● **Prompt**:
Scan the material for the string "structure" and copy out every line in which it occurs.
------
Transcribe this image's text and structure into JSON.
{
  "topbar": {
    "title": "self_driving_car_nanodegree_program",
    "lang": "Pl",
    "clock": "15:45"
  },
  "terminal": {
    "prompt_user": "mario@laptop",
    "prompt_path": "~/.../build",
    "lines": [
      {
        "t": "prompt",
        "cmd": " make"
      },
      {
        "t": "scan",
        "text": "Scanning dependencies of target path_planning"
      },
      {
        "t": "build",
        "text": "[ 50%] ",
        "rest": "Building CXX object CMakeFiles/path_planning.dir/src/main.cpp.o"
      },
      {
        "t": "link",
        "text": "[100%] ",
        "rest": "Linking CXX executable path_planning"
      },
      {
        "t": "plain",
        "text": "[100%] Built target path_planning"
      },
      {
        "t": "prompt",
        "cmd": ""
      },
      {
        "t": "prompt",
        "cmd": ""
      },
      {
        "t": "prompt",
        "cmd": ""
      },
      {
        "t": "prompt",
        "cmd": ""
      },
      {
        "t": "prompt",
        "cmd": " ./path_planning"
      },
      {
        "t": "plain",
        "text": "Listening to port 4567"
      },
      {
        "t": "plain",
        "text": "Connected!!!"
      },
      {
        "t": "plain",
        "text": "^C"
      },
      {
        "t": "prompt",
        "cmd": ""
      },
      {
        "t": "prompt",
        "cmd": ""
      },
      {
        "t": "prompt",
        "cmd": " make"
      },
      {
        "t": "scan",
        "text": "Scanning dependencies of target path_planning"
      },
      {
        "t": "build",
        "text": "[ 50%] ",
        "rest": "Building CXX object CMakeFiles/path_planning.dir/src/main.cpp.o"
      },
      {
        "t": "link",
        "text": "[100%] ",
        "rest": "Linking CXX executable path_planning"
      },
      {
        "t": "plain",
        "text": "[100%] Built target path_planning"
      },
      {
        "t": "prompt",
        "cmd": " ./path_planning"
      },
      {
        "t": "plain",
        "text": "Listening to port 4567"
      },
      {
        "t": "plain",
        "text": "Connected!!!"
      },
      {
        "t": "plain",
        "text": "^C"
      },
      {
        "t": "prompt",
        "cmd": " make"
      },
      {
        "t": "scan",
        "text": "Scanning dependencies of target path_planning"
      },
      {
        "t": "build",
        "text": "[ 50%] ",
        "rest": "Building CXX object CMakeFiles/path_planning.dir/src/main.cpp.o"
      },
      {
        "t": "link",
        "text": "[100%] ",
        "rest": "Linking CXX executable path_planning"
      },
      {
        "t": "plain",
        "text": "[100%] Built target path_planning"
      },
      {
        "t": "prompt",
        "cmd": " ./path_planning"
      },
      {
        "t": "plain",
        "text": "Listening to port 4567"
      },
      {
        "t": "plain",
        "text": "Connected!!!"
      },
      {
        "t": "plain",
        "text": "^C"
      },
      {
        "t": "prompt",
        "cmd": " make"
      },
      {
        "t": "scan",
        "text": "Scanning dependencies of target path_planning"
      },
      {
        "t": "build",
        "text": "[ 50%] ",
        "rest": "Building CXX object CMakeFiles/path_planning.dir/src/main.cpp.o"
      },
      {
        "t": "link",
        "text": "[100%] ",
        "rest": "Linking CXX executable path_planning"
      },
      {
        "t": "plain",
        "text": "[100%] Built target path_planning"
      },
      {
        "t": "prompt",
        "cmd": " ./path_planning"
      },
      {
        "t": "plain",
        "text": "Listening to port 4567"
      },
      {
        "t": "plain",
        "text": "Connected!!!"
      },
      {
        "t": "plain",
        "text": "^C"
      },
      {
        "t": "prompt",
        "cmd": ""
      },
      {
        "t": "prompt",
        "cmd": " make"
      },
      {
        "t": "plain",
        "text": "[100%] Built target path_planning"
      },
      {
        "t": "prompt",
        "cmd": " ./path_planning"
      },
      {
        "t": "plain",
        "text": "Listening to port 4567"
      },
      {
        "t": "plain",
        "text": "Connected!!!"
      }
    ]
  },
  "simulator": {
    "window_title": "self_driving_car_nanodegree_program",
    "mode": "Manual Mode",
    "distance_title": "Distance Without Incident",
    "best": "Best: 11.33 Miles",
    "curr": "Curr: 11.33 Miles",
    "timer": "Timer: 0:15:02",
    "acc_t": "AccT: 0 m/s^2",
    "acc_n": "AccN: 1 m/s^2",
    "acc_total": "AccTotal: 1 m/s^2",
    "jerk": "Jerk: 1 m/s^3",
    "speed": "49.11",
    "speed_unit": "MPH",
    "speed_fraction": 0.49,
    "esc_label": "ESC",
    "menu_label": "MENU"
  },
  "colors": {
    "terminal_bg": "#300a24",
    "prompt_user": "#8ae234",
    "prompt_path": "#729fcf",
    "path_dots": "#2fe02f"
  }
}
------
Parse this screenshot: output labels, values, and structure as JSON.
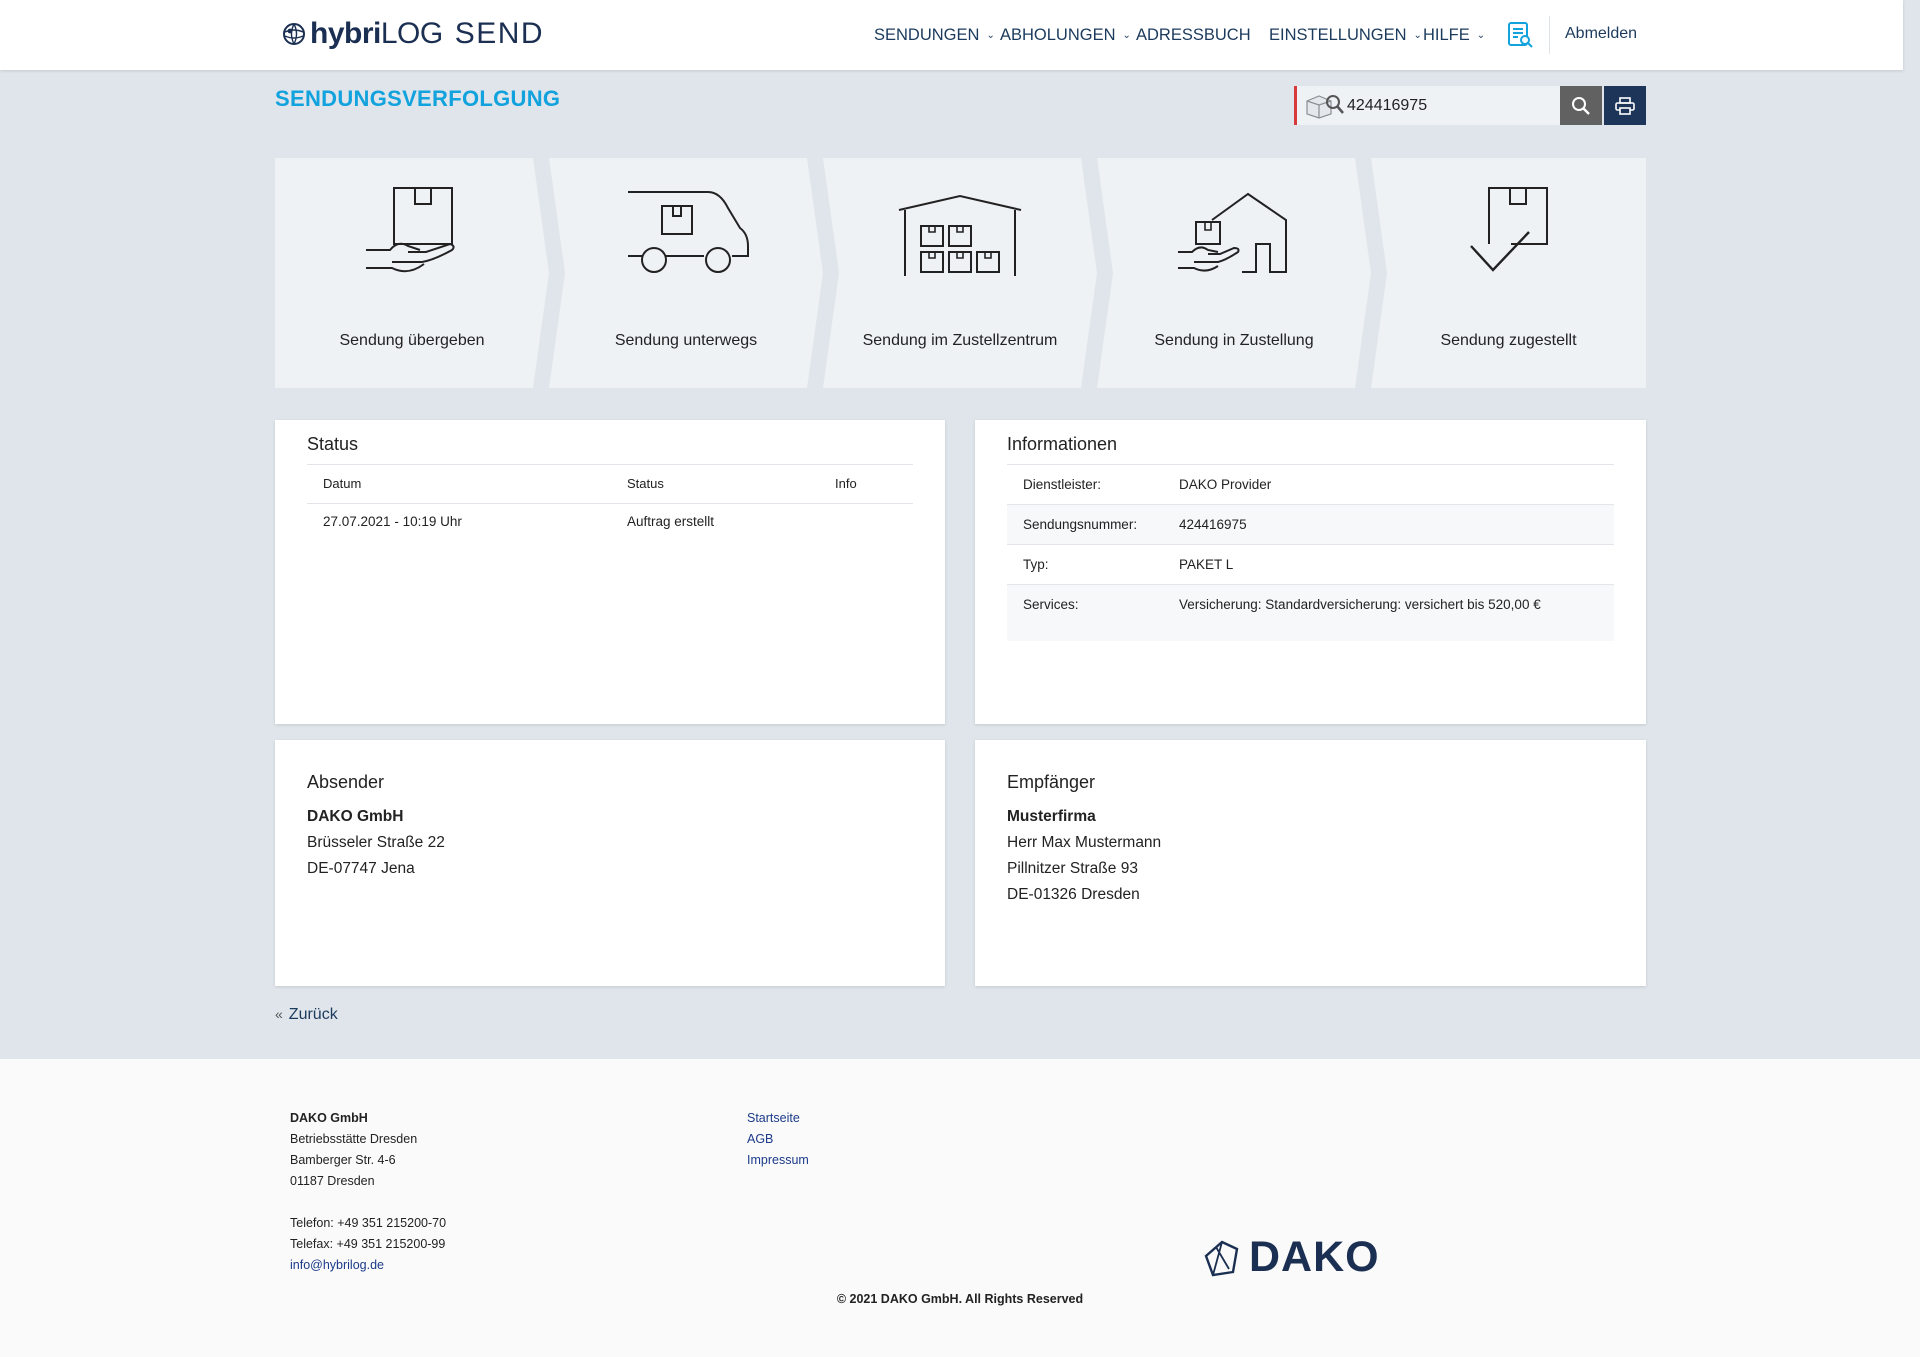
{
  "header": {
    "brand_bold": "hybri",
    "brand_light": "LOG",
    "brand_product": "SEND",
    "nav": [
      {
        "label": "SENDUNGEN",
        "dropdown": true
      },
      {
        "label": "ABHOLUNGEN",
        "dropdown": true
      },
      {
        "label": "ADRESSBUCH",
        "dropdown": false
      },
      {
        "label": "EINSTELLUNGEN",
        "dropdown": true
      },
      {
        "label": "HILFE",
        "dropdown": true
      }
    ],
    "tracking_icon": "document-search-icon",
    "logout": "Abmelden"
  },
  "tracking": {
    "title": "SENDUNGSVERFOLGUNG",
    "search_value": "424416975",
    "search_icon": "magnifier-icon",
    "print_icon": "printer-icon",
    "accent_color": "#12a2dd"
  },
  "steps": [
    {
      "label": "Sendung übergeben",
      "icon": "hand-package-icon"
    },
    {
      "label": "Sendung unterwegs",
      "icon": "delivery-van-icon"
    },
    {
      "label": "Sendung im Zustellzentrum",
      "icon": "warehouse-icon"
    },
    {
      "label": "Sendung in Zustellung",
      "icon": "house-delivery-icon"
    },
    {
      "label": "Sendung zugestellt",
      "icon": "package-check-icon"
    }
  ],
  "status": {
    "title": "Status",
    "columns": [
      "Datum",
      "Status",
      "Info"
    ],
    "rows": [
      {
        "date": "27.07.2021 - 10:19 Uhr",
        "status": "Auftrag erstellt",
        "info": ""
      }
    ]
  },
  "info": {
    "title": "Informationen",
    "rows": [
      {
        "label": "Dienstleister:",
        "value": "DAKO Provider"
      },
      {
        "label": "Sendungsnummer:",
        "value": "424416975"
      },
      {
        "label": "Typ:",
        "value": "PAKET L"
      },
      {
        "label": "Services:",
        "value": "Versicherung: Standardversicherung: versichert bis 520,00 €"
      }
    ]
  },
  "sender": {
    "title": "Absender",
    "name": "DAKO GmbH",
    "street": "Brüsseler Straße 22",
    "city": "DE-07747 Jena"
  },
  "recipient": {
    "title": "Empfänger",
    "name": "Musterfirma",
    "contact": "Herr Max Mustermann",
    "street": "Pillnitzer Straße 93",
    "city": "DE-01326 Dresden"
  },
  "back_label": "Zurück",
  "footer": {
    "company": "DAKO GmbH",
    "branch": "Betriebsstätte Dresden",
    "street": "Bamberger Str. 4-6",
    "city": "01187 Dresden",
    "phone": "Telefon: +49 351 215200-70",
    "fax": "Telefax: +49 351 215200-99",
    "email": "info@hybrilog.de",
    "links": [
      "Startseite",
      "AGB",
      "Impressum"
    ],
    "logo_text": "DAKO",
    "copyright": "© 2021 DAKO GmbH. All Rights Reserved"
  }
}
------
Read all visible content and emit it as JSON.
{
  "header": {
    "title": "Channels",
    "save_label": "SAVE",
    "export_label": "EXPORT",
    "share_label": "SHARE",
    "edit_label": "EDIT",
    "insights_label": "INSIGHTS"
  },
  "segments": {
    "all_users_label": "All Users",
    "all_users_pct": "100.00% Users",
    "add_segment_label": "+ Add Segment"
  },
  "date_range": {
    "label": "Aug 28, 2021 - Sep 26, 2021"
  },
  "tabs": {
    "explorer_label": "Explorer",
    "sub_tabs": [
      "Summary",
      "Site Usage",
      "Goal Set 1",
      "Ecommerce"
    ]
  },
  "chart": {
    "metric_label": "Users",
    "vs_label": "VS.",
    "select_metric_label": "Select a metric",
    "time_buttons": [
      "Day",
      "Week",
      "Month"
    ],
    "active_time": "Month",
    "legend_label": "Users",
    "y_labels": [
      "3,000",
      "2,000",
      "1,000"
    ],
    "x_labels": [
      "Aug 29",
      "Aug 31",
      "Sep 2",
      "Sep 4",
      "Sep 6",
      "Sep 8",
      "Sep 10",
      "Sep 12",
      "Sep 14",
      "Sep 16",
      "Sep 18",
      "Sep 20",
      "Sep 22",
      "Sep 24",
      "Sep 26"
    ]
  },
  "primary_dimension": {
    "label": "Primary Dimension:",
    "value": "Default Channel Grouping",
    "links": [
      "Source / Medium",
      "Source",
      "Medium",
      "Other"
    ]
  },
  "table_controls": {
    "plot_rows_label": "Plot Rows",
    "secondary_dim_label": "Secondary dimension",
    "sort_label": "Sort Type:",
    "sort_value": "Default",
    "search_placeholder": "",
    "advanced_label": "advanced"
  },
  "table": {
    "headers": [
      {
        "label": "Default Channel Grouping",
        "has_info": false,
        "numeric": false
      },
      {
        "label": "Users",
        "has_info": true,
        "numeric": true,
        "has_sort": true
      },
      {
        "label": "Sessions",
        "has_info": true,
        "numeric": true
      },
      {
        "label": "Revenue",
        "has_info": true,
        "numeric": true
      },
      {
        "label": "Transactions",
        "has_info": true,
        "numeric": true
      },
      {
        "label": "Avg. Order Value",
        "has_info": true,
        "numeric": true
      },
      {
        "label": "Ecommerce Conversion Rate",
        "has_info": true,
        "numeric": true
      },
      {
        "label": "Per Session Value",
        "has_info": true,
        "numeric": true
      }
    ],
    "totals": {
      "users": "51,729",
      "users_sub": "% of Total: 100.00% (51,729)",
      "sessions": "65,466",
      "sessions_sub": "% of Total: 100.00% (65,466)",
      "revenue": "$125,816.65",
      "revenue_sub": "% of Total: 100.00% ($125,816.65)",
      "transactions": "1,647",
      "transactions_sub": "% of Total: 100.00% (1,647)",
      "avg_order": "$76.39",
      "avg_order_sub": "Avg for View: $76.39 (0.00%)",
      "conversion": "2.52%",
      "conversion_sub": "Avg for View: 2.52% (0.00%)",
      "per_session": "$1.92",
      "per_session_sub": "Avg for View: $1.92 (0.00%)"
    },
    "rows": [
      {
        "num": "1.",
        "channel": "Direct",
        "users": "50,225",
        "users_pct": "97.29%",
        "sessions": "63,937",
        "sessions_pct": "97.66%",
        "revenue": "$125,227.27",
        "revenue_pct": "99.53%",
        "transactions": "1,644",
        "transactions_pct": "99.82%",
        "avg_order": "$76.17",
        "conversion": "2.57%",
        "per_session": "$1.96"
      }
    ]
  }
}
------
● **Task answer**:
Transcribe this image's text and structure into JSON.
Parse this screenshot: output labels, values, and structure as JSON.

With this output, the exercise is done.